Ventilation should also inform command if they cannot complete vertical ventilation and why. Usually this occurs because conditions on the roof have become unsafe: which means either heavy fire exists, or the roof is showing signs of weakening. Either is a major safety hazard that must be communicated to command. If the ventilation crew cannot complete their assignment for any reason, command must be informed. The IC’s strategy will have to be modified upon receiving negative action reports.
If Positive Pressure Ventilation (PPV) is going to be implemented, the ventilation crew should inform interior companies when the blower is started; and the person assigned to observe the exit opening should state whether they see the desired effect of PPV: which is increased smoke volume or fire from the exit opening. If that is not seen within a minute, this should be transmitted on the radio so the fan can be shut off. This is also another cue ICs should use as a gauge as to how the action plan is progressing.
Any article about size-up would be remiss if it did not mention how important building construction is to size-up. Although it is beyond the scope of this article to address building construction adequately, the main point that must be stressed is that we must understand how critical building construction is to determining the correct approach to the given situation.
Firefighters of all ranks must dedicate themselves in expanding their knowledge of how fire affects a certain type of building. Each type of construction has typical pros and cons towards the amount of time firefighters can work within them and what type of tactics should be implemented. Construction knowledge allows crews to understand an element of the fire scene we cannot change and how to adapt our operations towards it. There is no such thing as a one size fits all approach to fires or buildings. For example, if a crew has implemented an interior attack inside a Type-II strip mall structure with a roof deck supported by metal trusses, and fire is beginning to impinge the roof supports. This should be transmitted to command so that either the decision to withdrawal personnel, or if scene staffing permits, establish a large diameter attack line to begin cooling the structural members while interior operations continue. Any company working on the roof will appreciate this information so that they can re-evaluate their safety. This bit of information will also clue the IC and other exterior operating companies to start checking for structural compromise on the exterior.

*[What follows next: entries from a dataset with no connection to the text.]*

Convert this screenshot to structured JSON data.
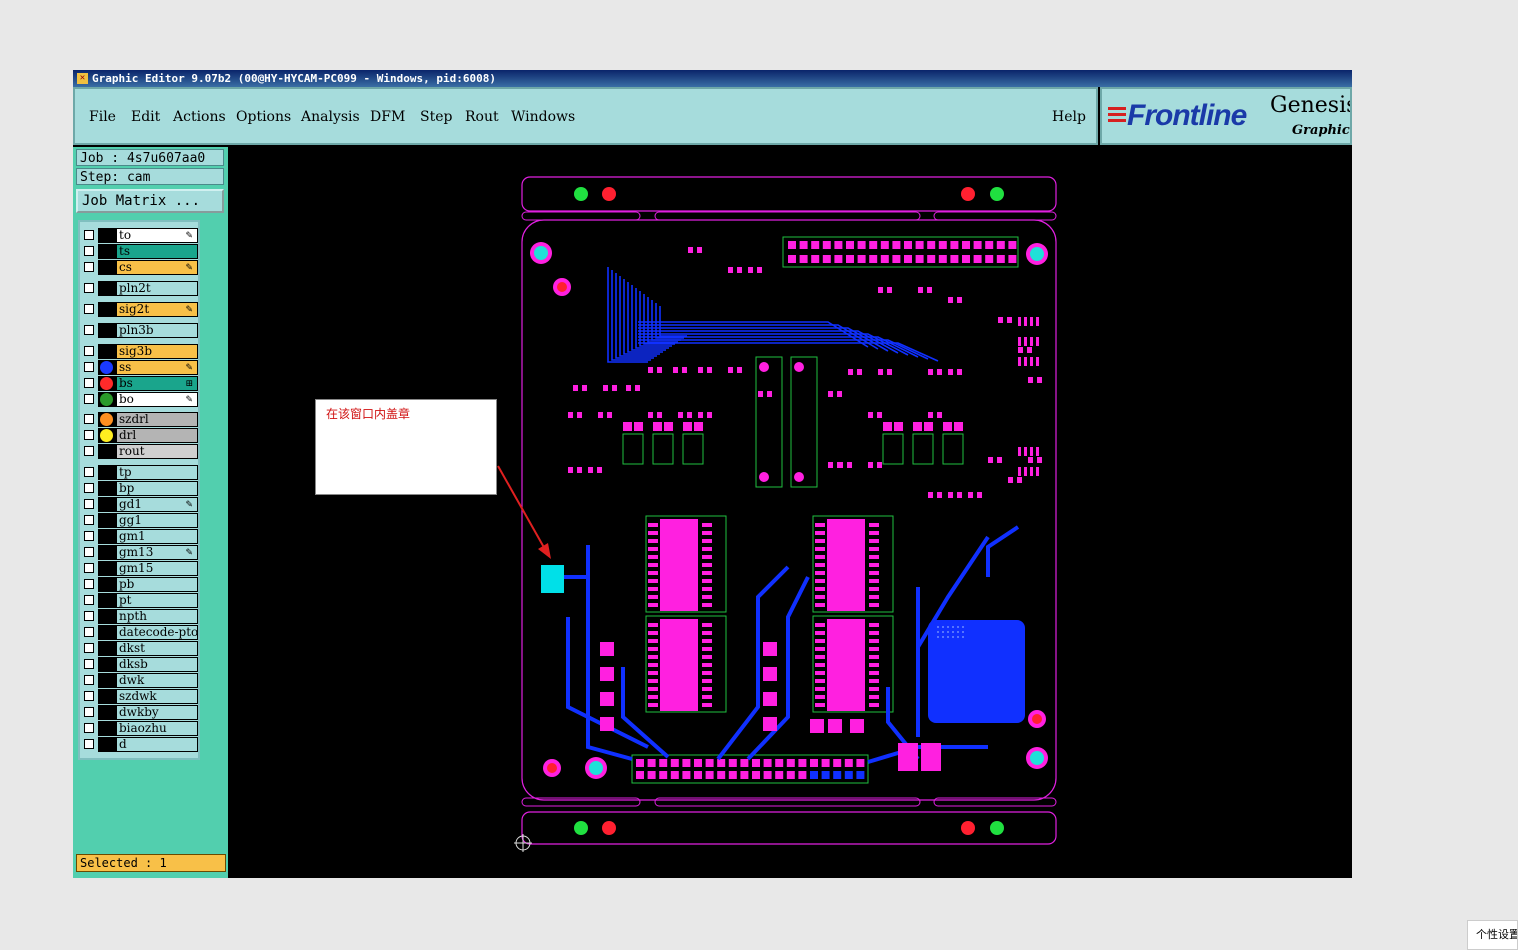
{
  "window": {
    "title": "Graphic Editor 9.07b2 (00@HY-HYCAM-PC099 - Windows, pid:6008)"
  },
  "menu": {
    "items": [
      "File",
      "Edit",
      "Actions",
      "Options",
      "Analysis",
      "DFM",
      "Step",
      "Rout",
      "Windows"
    ],
    "help": "Help"
  },
  "logo": {
    "brand": "Frontline",
    "product": "Genesis",
    "subtitle": "Graphic E"
  },
  "job": {
    "job_line": "Job : 4s7u607aa0",
    "step_line": "Step: cam",
    "matrix_button": "Job Matrix ..."
  },
  "layers": [
    {
      "name": "to",
      "color": "#ffffff",
      "marker": "✎",
      "dot": ""
    },
    {
      "name": "ts",
      "color": "#1aa58c",
      "marker": "",
      "dot": ""
    },
    {
      "name": "cs",
      "color": "#f8c048",
      "marker": "✎",
      "dot": ""
    },
    {
      "name": "pln2t",
      "color": "#a6dcdc",
      "marker": "",
      "dot": ""
    },
    {
      "name": "sig2t",
      "color": "#f8c048",
      "marker": "✎",
      "dot": ""
    },
    {
      "name": "pln3b",
      "color": "#a6dcdc",
      "marker": "",
      "dot": ""
    },
    {
      "name": "sig3b",
      "color": "#f8c048",
      "marker": "",
      "dot": ""
    },
    {
      "name": "ss",
      "color": "#f8c048",
      "marker": "✎",
      "dot": "#1a3aff"
    },
    {
      "name": "bs",
      "color": "#1aa58c",
      "marker": "⊞",
      "dot": "#ff2a2a"
    },
    {
      "name": "bo",
      "color": "#ffffff",
      "marker": "✎",
      "dot": "#2a9a2a"
    },
    {
      "name": "szdrl",
      "color": "#b4b4b4",
      "marker": "",
      "dot": "#ff9020"
    },
    {
      "name": "drl",
      "color": "#b4b4b4",
      "marker": "",
      "dot": "#ffee20"
    },
    {
      "name": "rout",
      "color": "#d0d0d0",
      "marker": "",
      "dot": ""
    },
    {
      "name": "tp",
      "color": "#a6dcdc",
      "marker": "",
      "dot": ""
    },
    {
      "name": "bp",
      "color": "#a6dcdc",
      "marker": "",
      "dot": ""
    },
    {
      "name": "gd1",
      "color": "#a6dcdc",
      "marker": "✎",
      "dot": ""
    },
    {
      "name": "gg1",
      "color": "#a6dcdc",
      "marker": "",
      "dot": ""
    },
    {
      "name": "gm1",
      "color": "#a6dcdc",
      "marker": "",
      "dot": ""
    },
    {
      "name": "gm13",
      "color": "#a6dcdc",
      "marker": "✎",
      "dot": ""
    },
    {
      "name": "gm15",
      "color": "#a6dcdc",
      "marker": "",
      "dot": ""
    },
    {
      "name": "pb",
      "color": "#a6dcdc",
      "marker": "",
      "dot": ""
    },
    {
      "name": "pt",
      "color": "#a6dcdc",
      "marker": "",
      "dot": ""
    },
    {
      "name": "npth",
      "color": "#a6dcdc",
      "marker": "",
      "dot": ""
    },
    {
      "name": "datecode-pto",
      "color": "#a6dcdc",
      "marker": "",
      "dot": ""
    },
    {
      "name": "dkst",
      "color": "#a6dcdc",
      "marker": "",
      "dot": ""
    },
    {
      "name": "dksb",
      "color": "#a6dcdc",
      "marker": "",
      "dot": ""
    },
    {
      "name": "dwk",
      "color": "#a6dcdc",
      "marker": "",
      "dot": ""
    },
    {
      "name": "szdwk",
      "color": "#a6dcdc",
      "marker": "",
      "dot": ""
    },
    {
      "name": "dwkby",
      "color": "#a6dcdc",
      "marker": "",
      "dot": ""
    },
    {
      "name": "biaozhu",
      "color": "#a6dcdc",
      "marker": "",
      "dot": ""
    },
    {
      "name": "d",
      "color": "#a6dcdc",
      "marker": "",
      "dot": ""
    }
  ],
  "status": {
    "selected": "Selected : 1"
  },
  "annotation": {
    "text": "在该窗口内盖章"
  },
  "taskbar_corner": {
    "text": "个性设置"
  },
  "colors": {
    "board_outline": "#e020e0",
    "pad": "#ff20e0",
    "trace": "#1030ff",
    "hole_red": "#ff2030",
    "hole_green": "#20e040",
    "fiducial": "#20e0d8",
    "selection": "#00e0e8",
    "arrow": "#e02020"
  }
}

A final note concerning building construction is that if crews believe they are working with a particular type of construction, and it is discovered that the initial information is incorrect, this must be conveyed to everyone. Confusion on what type of construction is being confronted is common. With today’s “hybrid” buildings, it may be impossible to determine the construction methods from an exterior viewpoint. Single-family dwellings that look like a Type-V construction may in fact be a Type-II construction with light steel roof and/or ceiling supports. This bit of information will have a significant impact concerning ventilation options and length of work time inside.
Throughout the incident, conditions must be continuously observed, and information processed to allow for informed decisions. An important step to achieve a complete picture of the incident is to maintain a good dialogue between interior crews and command. A complete, ongoing size-up cannot be achieved through only the Incident Commanders perspective. When crews working inside and outside the structure know what to look for and what to do because they have communicated their size-up observations, it creates a more complete assessment of conditions and a safer fireground